[[ Task data, beginning ]]
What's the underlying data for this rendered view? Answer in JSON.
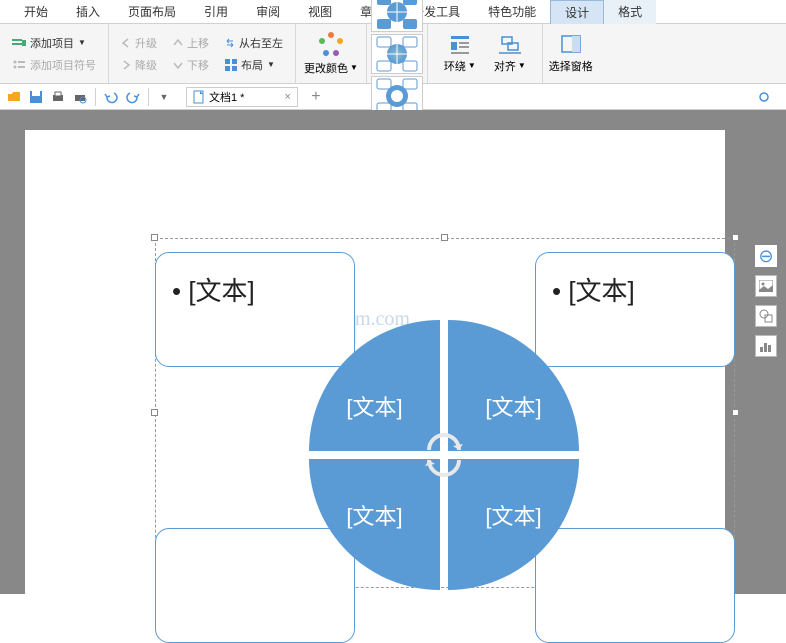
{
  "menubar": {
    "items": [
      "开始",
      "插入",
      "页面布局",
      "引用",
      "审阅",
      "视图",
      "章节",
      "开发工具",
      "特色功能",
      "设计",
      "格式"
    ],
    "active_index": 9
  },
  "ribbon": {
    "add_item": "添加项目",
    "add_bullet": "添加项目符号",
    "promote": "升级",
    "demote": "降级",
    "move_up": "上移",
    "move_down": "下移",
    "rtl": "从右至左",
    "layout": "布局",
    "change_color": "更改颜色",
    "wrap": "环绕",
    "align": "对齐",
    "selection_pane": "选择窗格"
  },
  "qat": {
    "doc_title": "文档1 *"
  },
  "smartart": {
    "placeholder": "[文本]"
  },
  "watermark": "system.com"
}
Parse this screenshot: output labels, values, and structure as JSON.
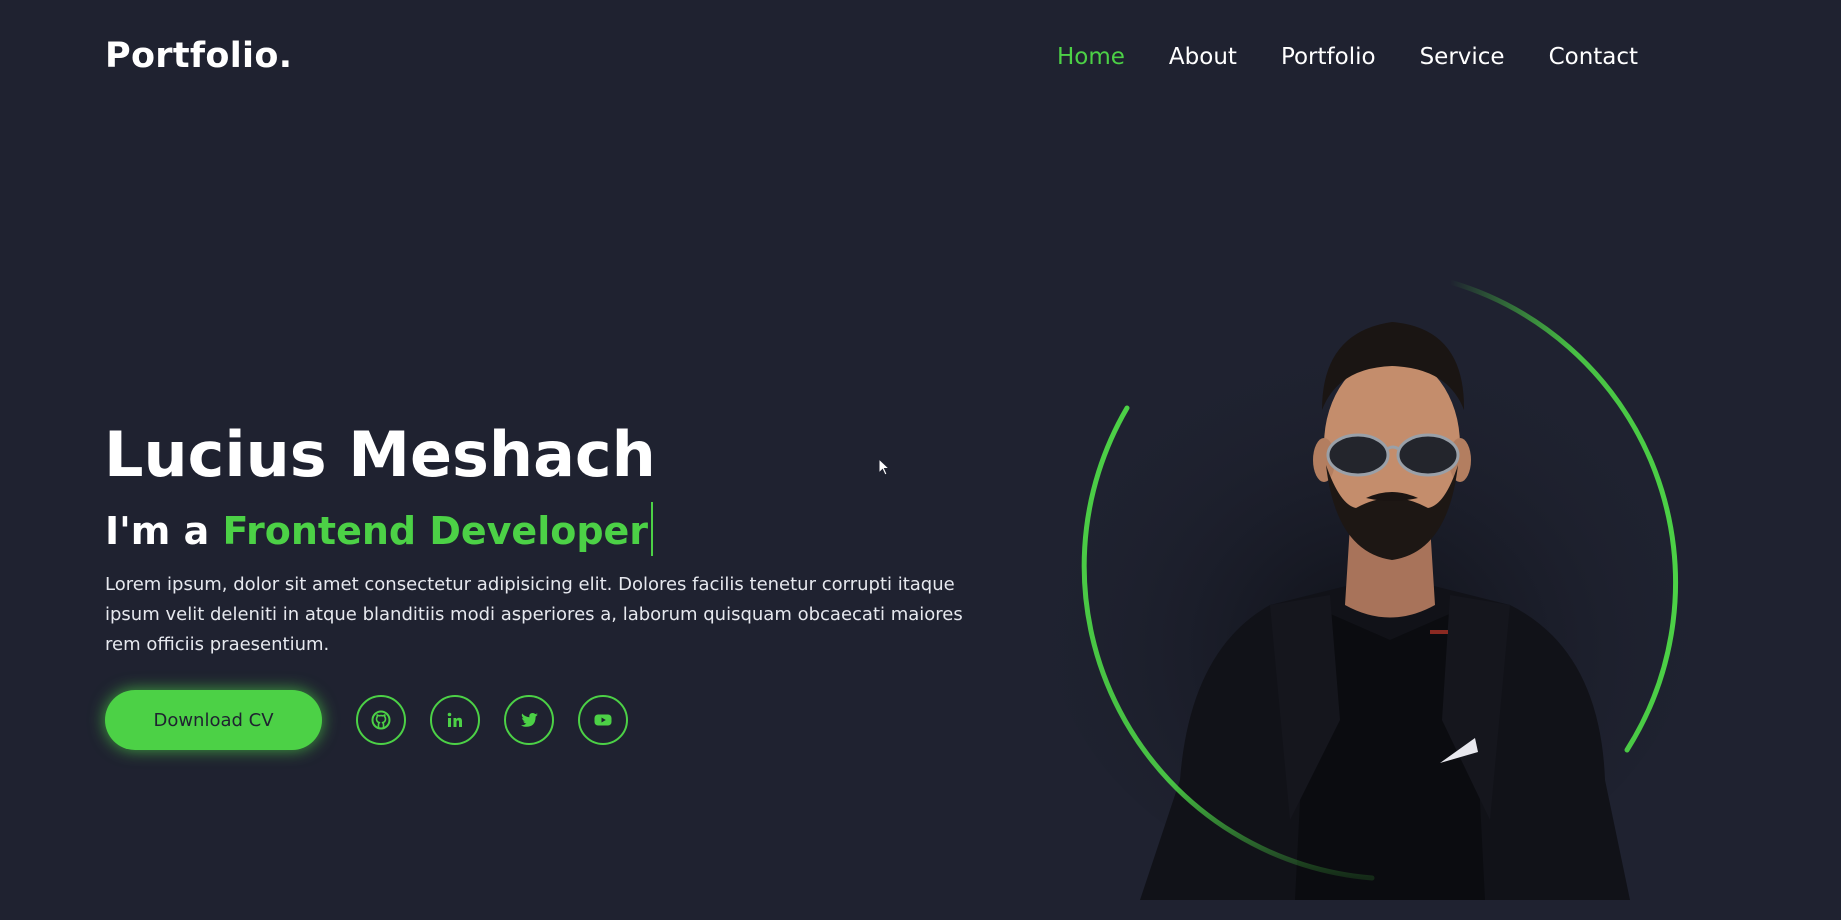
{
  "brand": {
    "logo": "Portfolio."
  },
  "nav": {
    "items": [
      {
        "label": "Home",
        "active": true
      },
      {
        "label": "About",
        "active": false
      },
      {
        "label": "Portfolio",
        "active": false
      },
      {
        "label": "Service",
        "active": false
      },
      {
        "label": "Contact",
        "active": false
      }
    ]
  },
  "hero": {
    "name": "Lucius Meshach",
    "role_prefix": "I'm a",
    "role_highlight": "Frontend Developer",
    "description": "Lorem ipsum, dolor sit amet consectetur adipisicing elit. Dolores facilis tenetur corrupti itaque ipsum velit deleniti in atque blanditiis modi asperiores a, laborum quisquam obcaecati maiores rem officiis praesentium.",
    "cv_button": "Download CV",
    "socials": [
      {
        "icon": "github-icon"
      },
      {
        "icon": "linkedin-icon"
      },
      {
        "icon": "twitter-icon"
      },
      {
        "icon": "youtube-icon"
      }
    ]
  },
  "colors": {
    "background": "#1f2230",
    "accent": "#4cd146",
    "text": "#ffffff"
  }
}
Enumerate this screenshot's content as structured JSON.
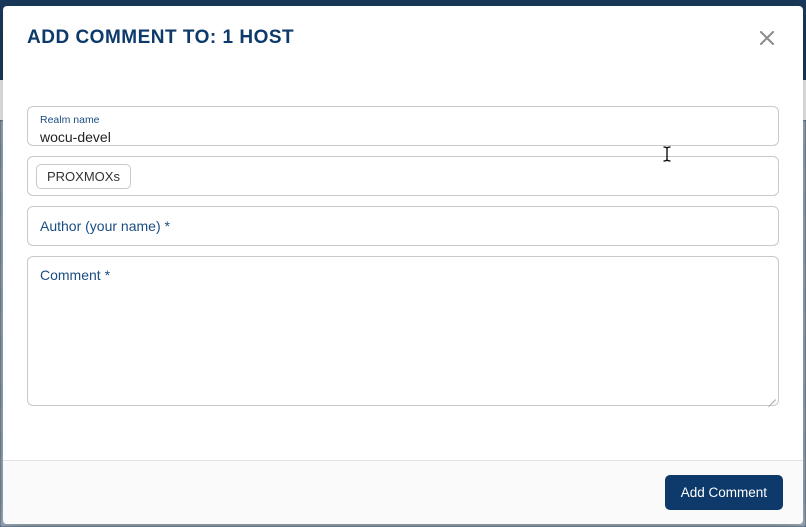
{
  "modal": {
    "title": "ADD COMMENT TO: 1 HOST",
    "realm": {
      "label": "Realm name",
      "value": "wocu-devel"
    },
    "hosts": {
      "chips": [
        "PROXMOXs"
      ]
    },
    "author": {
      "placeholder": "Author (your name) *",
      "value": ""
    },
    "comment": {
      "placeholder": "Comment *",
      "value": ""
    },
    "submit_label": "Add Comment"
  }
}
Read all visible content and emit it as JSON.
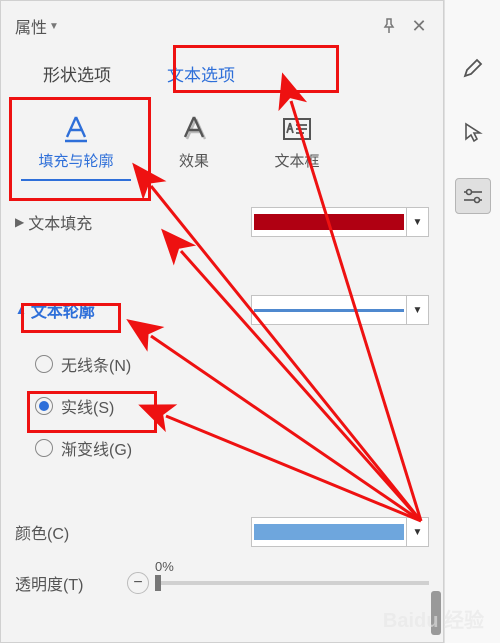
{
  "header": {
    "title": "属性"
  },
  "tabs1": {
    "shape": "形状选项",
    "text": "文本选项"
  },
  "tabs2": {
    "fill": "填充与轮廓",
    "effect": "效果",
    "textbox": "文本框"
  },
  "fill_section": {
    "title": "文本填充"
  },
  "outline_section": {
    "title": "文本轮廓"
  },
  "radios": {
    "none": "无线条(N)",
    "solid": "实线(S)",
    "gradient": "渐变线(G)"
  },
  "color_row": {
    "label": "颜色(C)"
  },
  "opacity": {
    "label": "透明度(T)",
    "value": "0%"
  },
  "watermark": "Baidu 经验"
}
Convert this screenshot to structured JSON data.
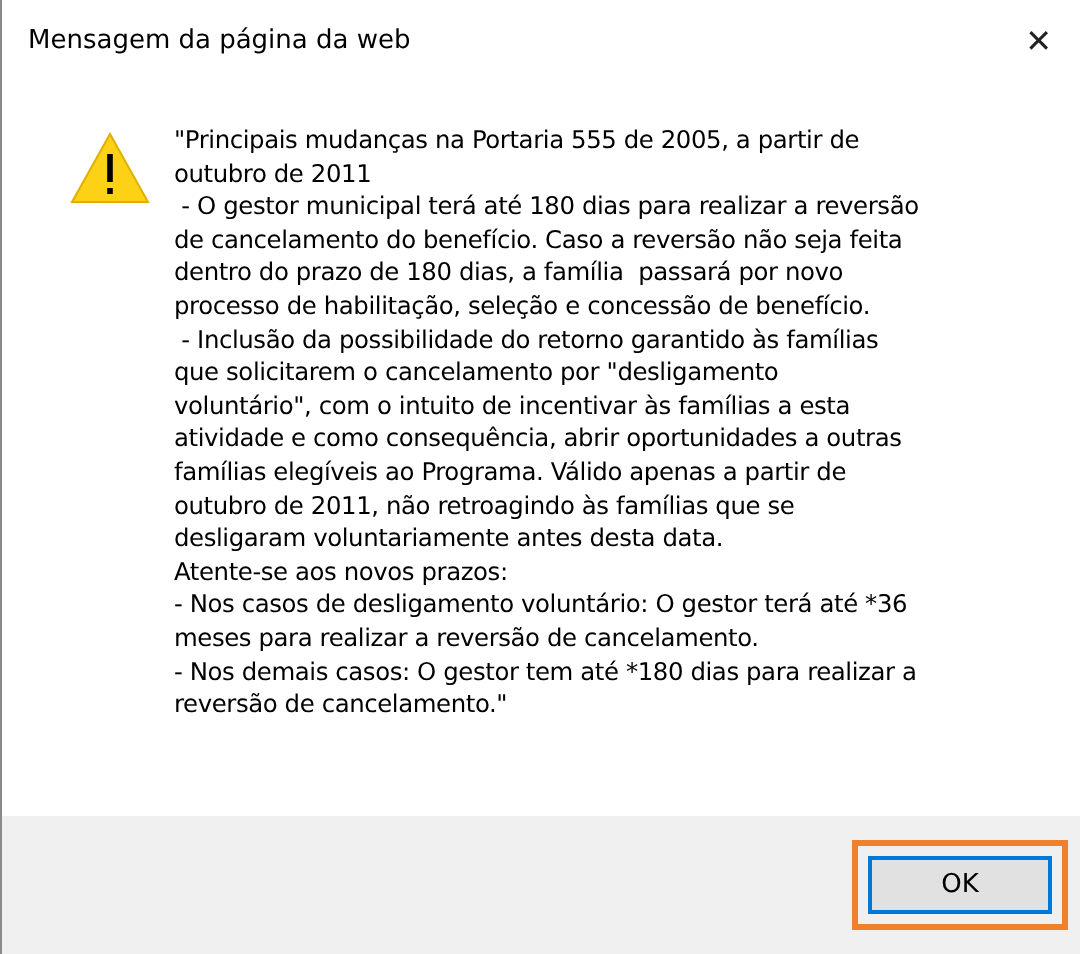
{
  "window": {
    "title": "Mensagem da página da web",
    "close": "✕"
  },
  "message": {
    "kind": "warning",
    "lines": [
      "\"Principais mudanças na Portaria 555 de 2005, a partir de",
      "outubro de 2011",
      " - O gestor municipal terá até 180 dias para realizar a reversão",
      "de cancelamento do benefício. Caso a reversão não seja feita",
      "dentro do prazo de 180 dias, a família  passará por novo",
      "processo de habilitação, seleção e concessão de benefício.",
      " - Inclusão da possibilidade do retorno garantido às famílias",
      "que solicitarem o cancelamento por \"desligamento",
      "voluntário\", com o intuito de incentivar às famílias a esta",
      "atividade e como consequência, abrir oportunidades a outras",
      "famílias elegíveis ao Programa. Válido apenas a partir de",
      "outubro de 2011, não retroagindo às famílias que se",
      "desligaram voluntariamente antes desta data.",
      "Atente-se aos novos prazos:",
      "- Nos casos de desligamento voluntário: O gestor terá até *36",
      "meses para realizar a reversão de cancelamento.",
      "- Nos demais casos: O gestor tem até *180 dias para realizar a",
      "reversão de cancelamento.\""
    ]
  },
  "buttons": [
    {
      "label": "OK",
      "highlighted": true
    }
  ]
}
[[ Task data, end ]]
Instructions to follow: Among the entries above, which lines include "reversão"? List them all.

Task response:
      " - O gestor municipal terá até 180 dias para realizar a reversão",
      "de cancelamento do benefício. Caso a reversão não seja feita",
      "meses para realizar a reversão de cancelamento.",
      "reversão de cancelamento.\""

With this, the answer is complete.